Exercise instructions
Search the listing for the string "love" and copy every line that contains it.

Given data
------------
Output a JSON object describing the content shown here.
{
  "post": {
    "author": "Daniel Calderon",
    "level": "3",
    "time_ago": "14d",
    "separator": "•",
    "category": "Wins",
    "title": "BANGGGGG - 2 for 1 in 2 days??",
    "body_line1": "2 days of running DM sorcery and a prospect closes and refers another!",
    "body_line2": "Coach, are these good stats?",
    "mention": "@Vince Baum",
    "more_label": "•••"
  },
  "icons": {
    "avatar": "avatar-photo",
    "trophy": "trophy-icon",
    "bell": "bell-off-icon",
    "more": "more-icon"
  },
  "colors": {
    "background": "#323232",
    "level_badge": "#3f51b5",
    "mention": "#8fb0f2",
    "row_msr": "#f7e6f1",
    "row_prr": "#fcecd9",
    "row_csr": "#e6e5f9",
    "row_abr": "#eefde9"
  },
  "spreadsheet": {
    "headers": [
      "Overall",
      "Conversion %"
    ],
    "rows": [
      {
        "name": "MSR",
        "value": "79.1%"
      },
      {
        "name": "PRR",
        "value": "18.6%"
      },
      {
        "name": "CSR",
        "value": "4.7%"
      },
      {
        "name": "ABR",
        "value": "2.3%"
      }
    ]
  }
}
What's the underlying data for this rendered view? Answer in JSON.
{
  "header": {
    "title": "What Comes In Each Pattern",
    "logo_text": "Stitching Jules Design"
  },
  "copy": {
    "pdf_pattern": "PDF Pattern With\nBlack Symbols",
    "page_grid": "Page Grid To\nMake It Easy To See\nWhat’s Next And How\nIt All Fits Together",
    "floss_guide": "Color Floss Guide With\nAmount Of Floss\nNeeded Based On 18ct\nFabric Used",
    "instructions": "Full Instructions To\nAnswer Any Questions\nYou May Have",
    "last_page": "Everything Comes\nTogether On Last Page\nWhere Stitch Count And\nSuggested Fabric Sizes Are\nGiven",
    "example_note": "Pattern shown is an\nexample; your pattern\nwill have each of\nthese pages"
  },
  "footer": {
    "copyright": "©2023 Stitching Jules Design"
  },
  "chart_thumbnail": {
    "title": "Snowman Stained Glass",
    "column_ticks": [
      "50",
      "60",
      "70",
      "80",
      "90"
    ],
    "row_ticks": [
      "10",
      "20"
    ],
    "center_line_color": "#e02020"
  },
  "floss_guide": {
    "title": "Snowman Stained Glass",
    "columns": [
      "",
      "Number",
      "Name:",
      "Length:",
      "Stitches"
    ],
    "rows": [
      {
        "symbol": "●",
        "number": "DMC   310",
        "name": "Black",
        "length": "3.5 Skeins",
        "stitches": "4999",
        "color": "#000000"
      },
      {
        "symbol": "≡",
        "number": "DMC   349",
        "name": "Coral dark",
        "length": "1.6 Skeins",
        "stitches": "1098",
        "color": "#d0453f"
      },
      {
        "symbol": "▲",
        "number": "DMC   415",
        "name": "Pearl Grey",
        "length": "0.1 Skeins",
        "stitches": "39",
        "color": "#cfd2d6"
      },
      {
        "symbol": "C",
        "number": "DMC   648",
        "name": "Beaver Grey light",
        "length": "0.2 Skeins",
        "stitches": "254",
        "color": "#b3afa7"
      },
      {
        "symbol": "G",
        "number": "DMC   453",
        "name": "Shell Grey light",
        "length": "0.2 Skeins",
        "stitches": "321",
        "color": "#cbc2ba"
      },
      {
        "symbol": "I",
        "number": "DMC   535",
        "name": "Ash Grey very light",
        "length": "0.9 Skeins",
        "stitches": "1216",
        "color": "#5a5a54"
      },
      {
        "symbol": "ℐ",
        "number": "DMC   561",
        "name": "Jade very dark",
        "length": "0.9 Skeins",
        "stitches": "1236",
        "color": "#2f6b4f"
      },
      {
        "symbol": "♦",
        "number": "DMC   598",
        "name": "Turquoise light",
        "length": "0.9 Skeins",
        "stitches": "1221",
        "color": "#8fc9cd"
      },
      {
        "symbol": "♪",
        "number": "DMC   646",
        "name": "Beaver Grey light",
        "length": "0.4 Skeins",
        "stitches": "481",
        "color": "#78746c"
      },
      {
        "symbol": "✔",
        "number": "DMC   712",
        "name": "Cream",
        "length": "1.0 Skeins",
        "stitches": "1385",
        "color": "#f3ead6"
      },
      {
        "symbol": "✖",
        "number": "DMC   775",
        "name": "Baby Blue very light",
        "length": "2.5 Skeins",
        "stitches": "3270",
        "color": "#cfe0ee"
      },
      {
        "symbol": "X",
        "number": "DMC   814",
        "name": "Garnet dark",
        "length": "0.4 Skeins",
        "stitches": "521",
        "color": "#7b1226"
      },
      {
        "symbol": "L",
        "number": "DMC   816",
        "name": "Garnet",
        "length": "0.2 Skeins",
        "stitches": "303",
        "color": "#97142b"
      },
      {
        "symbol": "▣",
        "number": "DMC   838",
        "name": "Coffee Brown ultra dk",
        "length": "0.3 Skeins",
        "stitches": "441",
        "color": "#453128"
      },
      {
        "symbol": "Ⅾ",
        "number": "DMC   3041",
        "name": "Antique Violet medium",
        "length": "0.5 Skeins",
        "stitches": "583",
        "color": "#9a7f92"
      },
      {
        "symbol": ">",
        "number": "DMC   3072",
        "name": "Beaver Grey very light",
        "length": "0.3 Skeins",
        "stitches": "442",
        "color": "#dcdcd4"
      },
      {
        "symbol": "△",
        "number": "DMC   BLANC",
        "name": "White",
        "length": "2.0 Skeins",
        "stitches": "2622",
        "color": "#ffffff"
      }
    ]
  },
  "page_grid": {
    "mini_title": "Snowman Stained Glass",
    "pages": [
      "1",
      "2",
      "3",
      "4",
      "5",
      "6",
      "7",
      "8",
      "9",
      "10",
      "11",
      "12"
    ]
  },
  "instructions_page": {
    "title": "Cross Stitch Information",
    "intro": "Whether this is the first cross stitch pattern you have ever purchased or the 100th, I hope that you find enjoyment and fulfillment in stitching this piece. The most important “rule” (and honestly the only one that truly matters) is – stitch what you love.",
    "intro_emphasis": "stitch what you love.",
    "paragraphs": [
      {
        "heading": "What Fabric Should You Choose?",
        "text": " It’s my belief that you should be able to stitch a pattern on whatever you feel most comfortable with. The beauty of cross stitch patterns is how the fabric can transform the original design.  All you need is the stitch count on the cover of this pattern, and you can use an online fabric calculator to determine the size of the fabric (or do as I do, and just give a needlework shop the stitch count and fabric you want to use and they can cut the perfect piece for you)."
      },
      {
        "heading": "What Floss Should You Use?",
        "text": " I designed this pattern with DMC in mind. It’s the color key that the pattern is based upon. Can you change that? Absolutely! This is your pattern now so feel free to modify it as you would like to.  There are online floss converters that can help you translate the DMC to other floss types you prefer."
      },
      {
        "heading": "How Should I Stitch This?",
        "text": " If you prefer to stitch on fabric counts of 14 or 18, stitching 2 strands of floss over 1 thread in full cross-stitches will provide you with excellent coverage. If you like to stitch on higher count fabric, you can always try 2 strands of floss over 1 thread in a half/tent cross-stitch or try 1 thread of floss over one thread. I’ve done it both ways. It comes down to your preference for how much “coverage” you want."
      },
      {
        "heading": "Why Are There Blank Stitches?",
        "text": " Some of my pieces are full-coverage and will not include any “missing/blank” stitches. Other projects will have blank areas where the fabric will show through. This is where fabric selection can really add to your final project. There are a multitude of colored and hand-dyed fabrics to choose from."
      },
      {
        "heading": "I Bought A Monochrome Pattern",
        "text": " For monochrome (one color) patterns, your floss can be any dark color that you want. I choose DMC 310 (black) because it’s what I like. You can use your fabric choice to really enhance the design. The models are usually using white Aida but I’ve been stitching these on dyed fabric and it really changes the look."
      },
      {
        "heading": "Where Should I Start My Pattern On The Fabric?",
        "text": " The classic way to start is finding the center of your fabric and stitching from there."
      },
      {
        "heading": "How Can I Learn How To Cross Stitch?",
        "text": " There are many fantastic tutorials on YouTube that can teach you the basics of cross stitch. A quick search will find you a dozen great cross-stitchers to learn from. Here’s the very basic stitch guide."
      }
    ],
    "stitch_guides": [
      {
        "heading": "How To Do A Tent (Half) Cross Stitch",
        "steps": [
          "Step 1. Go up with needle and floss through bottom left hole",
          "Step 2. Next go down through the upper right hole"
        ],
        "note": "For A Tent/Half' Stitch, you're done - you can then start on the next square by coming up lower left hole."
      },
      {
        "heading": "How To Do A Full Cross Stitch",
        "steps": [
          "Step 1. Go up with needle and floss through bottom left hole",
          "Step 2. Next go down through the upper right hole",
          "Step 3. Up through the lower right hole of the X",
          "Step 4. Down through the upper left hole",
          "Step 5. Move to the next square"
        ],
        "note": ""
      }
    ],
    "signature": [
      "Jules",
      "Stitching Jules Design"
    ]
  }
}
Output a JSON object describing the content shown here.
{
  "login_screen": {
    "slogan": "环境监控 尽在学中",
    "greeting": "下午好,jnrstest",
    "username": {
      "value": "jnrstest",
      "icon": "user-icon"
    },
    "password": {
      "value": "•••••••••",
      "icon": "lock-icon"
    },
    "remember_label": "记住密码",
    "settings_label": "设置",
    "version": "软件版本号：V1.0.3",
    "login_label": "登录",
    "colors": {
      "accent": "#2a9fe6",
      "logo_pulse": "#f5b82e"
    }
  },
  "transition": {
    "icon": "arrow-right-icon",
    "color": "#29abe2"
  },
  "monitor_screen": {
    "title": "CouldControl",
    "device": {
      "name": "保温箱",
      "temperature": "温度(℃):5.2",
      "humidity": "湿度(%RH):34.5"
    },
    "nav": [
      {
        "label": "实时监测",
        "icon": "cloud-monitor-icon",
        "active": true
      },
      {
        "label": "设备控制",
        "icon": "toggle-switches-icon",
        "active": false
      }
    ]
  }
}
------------
Worked solution
    "intro": "Whether this is the first cross stitch pattern you have ever purchased or the 100th, I hope that you find enjoyment and fulfillment in stitching this piece. The most important “rule” (and honestly the only one that truly matters) is – stitch what you love.",
    "intro_emphasis": "stitch what you love.",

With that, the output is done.